***** THE DATA

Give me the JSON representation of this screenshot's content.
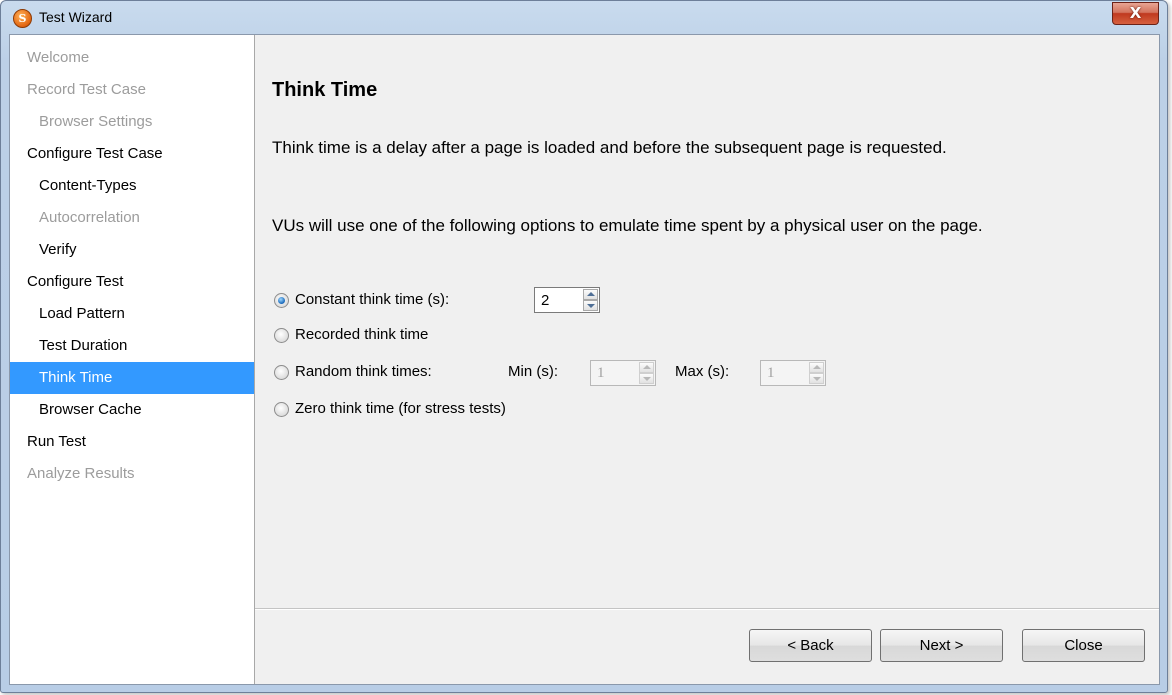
{
  "window": {
    "title": "Test Wizard",
    "close_glyph": "X",
    "app_icon_letter": "S"
  },
  "nav": {
    "items": [
      {
        "label": "Welcome",
        "level": 1,
        "state": "disabled"
      },
      {
        "label": "Record Test Case",
        "level": 1,
        "state": "disabled"
      },
      {
        "label": "Browser Settings",
        "level": 2,
        "state": "disabled"
      },
      {
        "label": "Configure Test Case",
        "level": 1,
        "state": "enabled"
      },
      {
        "label": "Content-Types",
        "level": 2,
        "state": "enabled"
      },
      {
        "label": "Autocorrelation",
        "level": 2,
        "state": "disabled"
      },
      {
        "label": "Verify",
        "level": 2,
        "state": "enabled"
      },
      {
        "label": "Configure Test",
        "level": 1,
        "state": "enabled"
      },
      {
        "label": "Load Pattern",
        "level": 2,
        "state": "enabled"
      },
      {
        "label": "Test Duration",
        "level": 2,
        "state": "enabled"
      },
      {
        "label": "Think Time",
        "level": 2,
        "state": "selected"
      },
      {
        "label": "Browser Cache",
        "level": 2,
        "state": "enabled"
      },
      {
        "label": "Run Test",
        "level": 1,
        "state": "enabled"
      },
      {
        "label": "Analyze Results",
        "level": 1,
        "state": "disabled"
      }
    ]
  },
  "main": {
    "title": "Think Time",
    "description_1": "Think time is a delay after a page is loaded and before the subsequent page is requested.",
    "description_2": "VUs will use one of the following options to emulate time spent by a physical user on the page.",
    "options": {
      "constant": {
        "label": "Constant think time (s):",
        "checked": true,
        "value": "2"
      },
      "recorded": {
        "label": "Recorded think time",
        "checked": false
      },
      "random": {
        "label": "Random think times:",
        "checked": false,
        "min_label": "Min (s):",
        "min_value": "1",
        "max_label": "Max (s):",
        "max_value": "1"
      },
      "zero": {
        "label": "Zero think time (for stress tests)",
        "checked": false
      }
    }
  },
  "footer": {
    "back_label": "< Back",
    "next_label": "Next >",
    "close_label": "Close"
  },
  "colors": {
    "selection": "#3399ff",
    "disabled_text": "#9c9c9c",
    "close_button": "#c0391f"
  }
}
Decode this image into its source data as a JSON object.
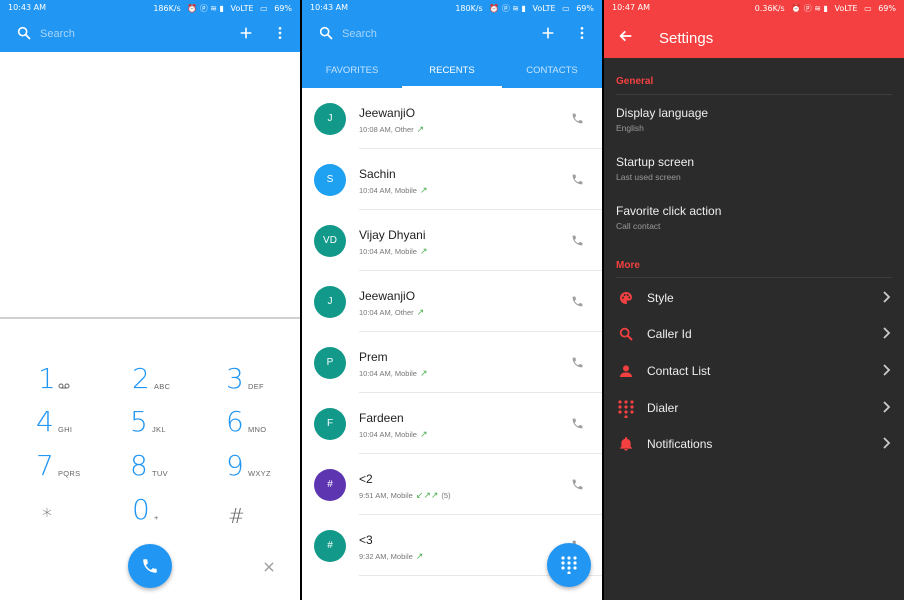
{
  "dialer": {
    "status": {
      "time": "10:43 AM",
      "speed": "186K/s",
      "carrier": "VoLTE",
      "battery": "69%"
    },
    "search_placeholder": "Search",
    "keys": [
      {
        "digit": "1",
        "letters": ""
      },
      {
        "digit": "2",
        "letters": "ABC"
      },
      {
        "digit": "3",
        "letters": "DEF"
      },
      {
        "digit": "4",
        "letters": "GHI"
      },
      {
        "digit": "5",
        "letters": "JKL"
      },
      {
        "digit": "6",
        "letters": "MNO"
      },
      {
        "digit": "7",
        "letters": "PQRS"
      },
      {
        "digit": "8",
        "letters": "TUV"
      },
      {
        "digit": "9",
        "letters": "WXYZ"
      },
      {
        "digit": "*",
        "letters": ""
      },
      {
        "digit": "0",
        "letters": "+"
      },
      {
        "digit": "#",
        "letters": ""
      }
    ],
    "accent": "#2196f3"
  },
  "recents": {
    "status": {
      "time": "10:43 AM",
      "speed": "180K/s",
      "carrier": "VoLTE",
      "battery": "69%"
    },
    "search_placeholder": "Search",
    "tabs": [
      "FAVORITES",
      "RECENTS",
      "CONTACTS"
    ],
    "active_tab": "RECENTS",
    "calls": [
      {
        "initials": "J",
        "name": "JeewanjiO",
        "detail": "10:08 AM, Other",
        "arrows": "↗",
        "count": "",
        "color": "#12998a"
      },
      {
        "initials": "S",
        "name": "Sachin",
        "detail": "10:04 AM, Mobile",
        "arrows": "↗",
        "count": "",
        "color": "#1ea1f0"
      },
      {
        "initials": "VD",
        "name": "Vijay Dhyani",
        "detail": "10:04 AM, Mobile",
        "arrows": "↗",
        "count": "",
        "color": "#12998a"
      },
      {
        "initials": "J",
        "name": "JeewanjiO",
        "detail": "10:04 AM, Other",
        "arrows": "↗",
        "count": "",
        "color": "#12998a"
      },
      {
        "initials": "P",
        "name": "Prem",
        "detail": "10:04 AM, Mobile",
        "arrows": "↗",
        "count": "",
        "color": "#12998a"
      },
      {
        "initials": "F",
        "name": "Fardeen",
        "detail": "10:04 AM, Mobile",
        "arrows": "↗",
        "count": "",
        "color": "#12998a"
      },
      {
        "initials": "#",
        "name": "<2",
        "detail": "9:51 AM, Mobile",
        "arrows": "↙↗↗",
        "count": "(5)",
        "color": "#5e35b1"
      },
      {
        "initials": "#",
        "name": "<3",
        "detail": "9:32 AM, Mobile",
        "arrows": "↗",
        "count": "",
        "color": "#12998a"
      }
    ]
  },
  "settings": {
    "status": {
      "time": "10:47 AM",
      "speed": "0.36K/s",
      "carrier": "VoLTE",
      "battery": "69%"
    },
    "title": "Settings",
    "general_header": "General",
    "general_items": [
      {
        "title": "Display language",
        "subtitle": "English"
      },
      {
        "title": "Startup screen",
        "subtitle": "Last used screen"
      },
      {
        "title": "Favorite click action",
        "subtitle": "Call contact"
      }
    ],
    "more_header": "More",
    "more_items": [
      {
        "label": "Style",
        "icon": "palette-icon"
      },
      {
        "label": "Caller Id",
        "icon": "search-icon"
      },
      {
        "label": "Contact List",
        "icon": "person-icon"
      },
      {
        "label": "Dialer",
        "icon": "dialpad-icon"
      },
      {
        "label": "Notifications",
        "icon": "bell-icon"
      }
    ],
    "accent": "#f44040"
  }
}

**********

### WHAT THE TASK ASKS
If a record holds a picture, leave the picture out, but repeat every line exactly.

### TASK RESPONSE
Give me the JSON representation of this screenshot's content.
{
  "window": {
    "title": "Test Wizard",
    "close_glyph": "X",
    "app_icon_letter": "S"
  },
  "nav": {
    "items": [
      {
        "label": "Welcome",
        "level": 1,
        "state": "disabled"
      },
      {
        "label": "Record Test Case",
        "level": 1,
        "state": "disabled"
      },
      {
        "label": "Browser Settings",
        "level": 2,
        "state": "disabled"
      },
      {
        "label": "Configure Test Case",
        "level": 1,
        "state": "enabled"
      },
      {
        "label": "Content-Types",
        "level": 2,
        "state": "enabled"
      },
      {
        "label": "Autocorrelation",
        "level": 2,
        "state": "disabled"
      },
      {
        "label": "Verify",
        "level": 2,
        "state": "enabled"
      },
      {
        "label": "Configure Test",
        "level": 1,
        "state": "enabled"
      },
      {
        "label": "Load Pattern",
        "level": 2,
        "state": "enabled"
      },
      {
        "label": "Test Duration",
        "level": 2,
        "state": "enabled"
      },
      {
        "label": "Think Time",
        "level": 2,
        "state": "selected"
      },
      {
        "label": "Browser Cache",
        "level": 2,
        "state": "enabled"
      },
      {
        "label": "Run Test",
        "level": 1,
        "state": "enabled"
      },
      {
        "label": "Analyze Results",
        "level": 1,
        "state": "disabled"
      }
    ]
  },
  "main": {
    "title": "Think Time",
    "description_1": "Think time is a delay after a page is loaded and before the subsequent page is requested.",
    "description_2": "VUs will use one of the following options to emulate time spent by a physical user on the page.",
    "options": {
      "constant": {
        "label": "Constant think time (s):",
        "checked": true,
        "value": "2"
      },
      "recorded": {
        "label": "Recorded think time",
        "checked": false
      },
      "random": {
        "label": "Random think times:",
        "checked": false,
        "min_label": "Min (s):",
        "min_value": "1",
        "max_label": "Max (s):",
        "max_value": "1"
      },
      "zero": {
        "label": "Zero think time (for stress tests)",
        "checked": false
      }
    }
  },
  "footer": {
    "back_label": "< Back",
    "next_label": "Next >",
    "close_label": "Close"
  },
  "colors": {
    "selection": "#3399ff",
    "disabled_text": "#9c9c9c",
    "close_button": "#c0391f"
  }
}
Decode this image into its source data as a JSON object.
{
  "dialer": {
    "status": {
      "time": "10:43 AM",
      "speed": "186K/s",
      "carrier": "VoLTE",
      "battery": "69%"
    },
    "search_placeholder": "Search",
    "keys": [
      {
        "digit": "1",
        "letters": ""
      },
      {
        "digit": "2",
        "letters": "ABC"
      },
      {
        "digit": "3",
        "letters": "DEF"
      },
      {
        "digit": "4",
        "letters": "GHI"
      },
      {
        "digit": "5",
        "letters": "JKL"
      },
      {
        "digit": "6",
        "letters": "MNO"
      },
      {
        "digit": "7",
        "letters": "PQRS"
      },
      {
        "digit": "8",
        "letters": "TUV"
      },
      {
        "digit": "9",
        "letters": "WXYZ"
      },
      {
        "digit": "*",
        "letters": ""
      },
      {
        "digit": "0",
        "letters": "+"
      },
      {
        "digit": "#",
        "letters": ""
      }
    ],
    "accent": "#2196f3"
  },
  "recents": {
    "status": {
      "time": "10:43 AM",
      "speed": "180K/s",
      "carrier": "VoLTE",
      "battery": "69%"
    },
    "search_placeholder": "Search",
    "tabs": [
      "FAVORITES",
      "RECENTS",
      "CONTACTS"
    ],
    "active_tab": "RECENTS",
    "calls": [
      {
        "initials": "J",
        "name": "JeewanjiO",
        "detail": "10:08 AM, Other",
        "arrows": "↗",
        "count": "",
        "color": "#12998a"
      },
      {
        "initials": "S",
        "name": "Sachin",
        "detail": "10:04 AM, Mobile",
        "arrows": "↗",
        "count": "",
        "color": "#1ea1f0"
      },
      {
        "initials": "VD",
        "name": "Vijay Dhyani",
        "detail": "10:04 AM, Mobile",
        "arrows": "↗",
        "count": "",
        "color": "#12998a"
      },
      {
        "initials": "J",
        "name": "JeewanjiO",
        "detail": "10:04 AM, Other",
        "arrows": "↗",
        "count": "",
        "color": "#12998a"
      },
      {
        "initials": "P",
        "name": "Prem",
        "detail": "10:04 AM, Mobile",
        "arrows": "↗",
        "count": "",
        "color": "#12998a"
      },
      {
        "initials": "F",
        "name": "Fardeen",
        "detail": "10:04 AM, Mobile",
        "arrows": "↗",
        "count": "",
        "color": "#12998a"
      },
      {
        "initials": "#",
        "name": "<2",
        "detail": "9:51 AM, Mobile",
        "arrows": "↙↗↗",
        "count": "(5)",
        "color": "#5e35b1"
      },
      {
        "initials": "#",
        "name": "<3",
        "detail": "9:32 AM, Mobile",
        "arrows": "↗",
        "count": "",
        "color": "#12998a"
      }
    ]
  },
  "settings": {
    "status": {
      "time": "10:47 AM",
      "speed": "0.36K/s",
      "carrier": "VoLTE",
      "battery": "69%"
    },
    "title": "Settings",
    "general_header": "General",
    "general_items": [
      {
        "title": "Display language",
        "subtitle": "English"
      },
      {
        "title": "Startup screen",
        "subtitle": "Last used screen"
      },
      {
        "title": "Favorite click action",
        "subtitle": "Call contact"
      }
    ],
    "more_header": "More",
    "more_items": [
      {
        "label": "Style",
        "icon": "palette-icon"
      },
      {
        "label": "Caller Id",
        "icon": "search-icon"
      },
      {
        "label": "Contact List",
        "icon": "person-icon"
      },
      {
        "label": "Dialer",
        "icon": "dialpad-icon"
      },
      {
        "label": "Notifications",
        "icon": "bell-icon"
      }
    ],
    "accent": "#f44040"
  }
}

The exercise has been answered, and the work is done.